Why do people volunteer? ELREC as a case study
The charity sector strongly relies upon the good will and hard work of volunteers. According to the NCVO’s Institute for Volunteering Research, it is estimated that almost 14 million people volunteer regularly in the UK. Why do so many people engage with voluntary activities? What motivates them? In particular, what motivates people to volunteer in a country different from the one they originally come from? Danny Tai, a student of the University of Edinburgh, conducted a case study research to answer these questions. To do so, he interviewed fifteen volunteers and staff members of the Edinburgh and Lothians Regional Equality Council (ELREC).
The results of this research show that volunteers are mostly driven by strong altruistic motives. They want to contribute to the cause of promoting equality and social justice because of a selfless concern about disadvantaged people and their welfare. On the other hand, they volunteer with pleasure, as they find it very rewarding.
The advantages of volunteering
For instance, the interviewees find it beneficial for their employability. The opportunity to attend training, to gain some experience and to improve their skills and knowledge is seen as a potential CV-boost and as an advantage for their future career. One more benefit of volunteering is the opportunity to get to know different cultures and to gain an international perspective. At the same time they have the chance to improve their English and make connections in the local community. Last but not least, the interviewees appreciate the fact that the environment that surrounds them during their voluntary activities fosters networking with like-minded people and social interactions.

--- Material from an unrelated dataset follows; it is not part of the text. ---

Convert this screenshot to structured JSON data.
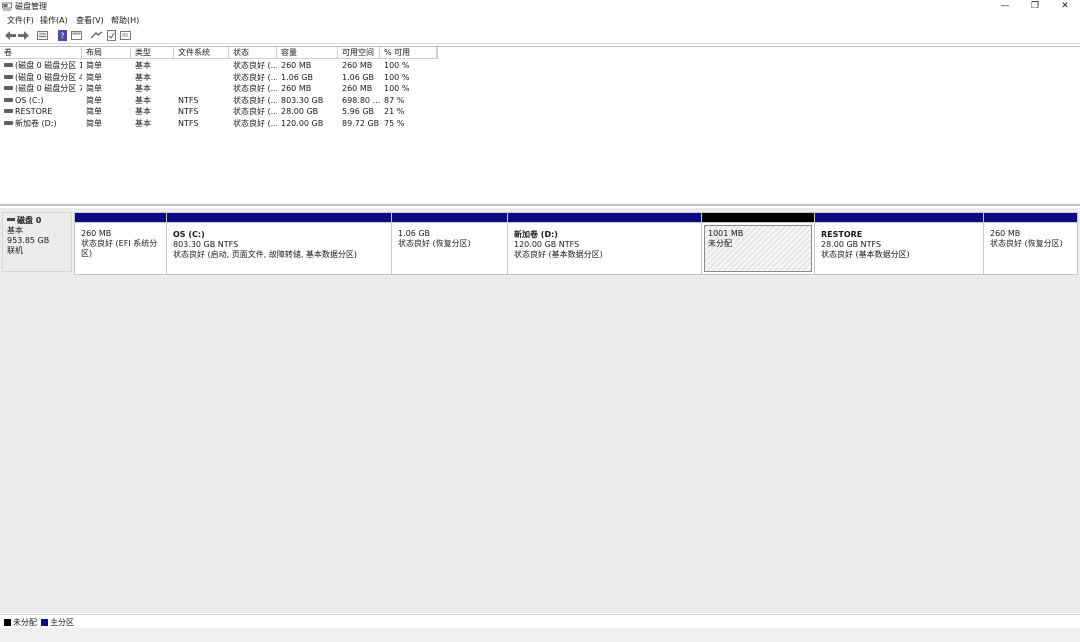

So what are you waiting for? Volunteer and do good… for the community and for yourself!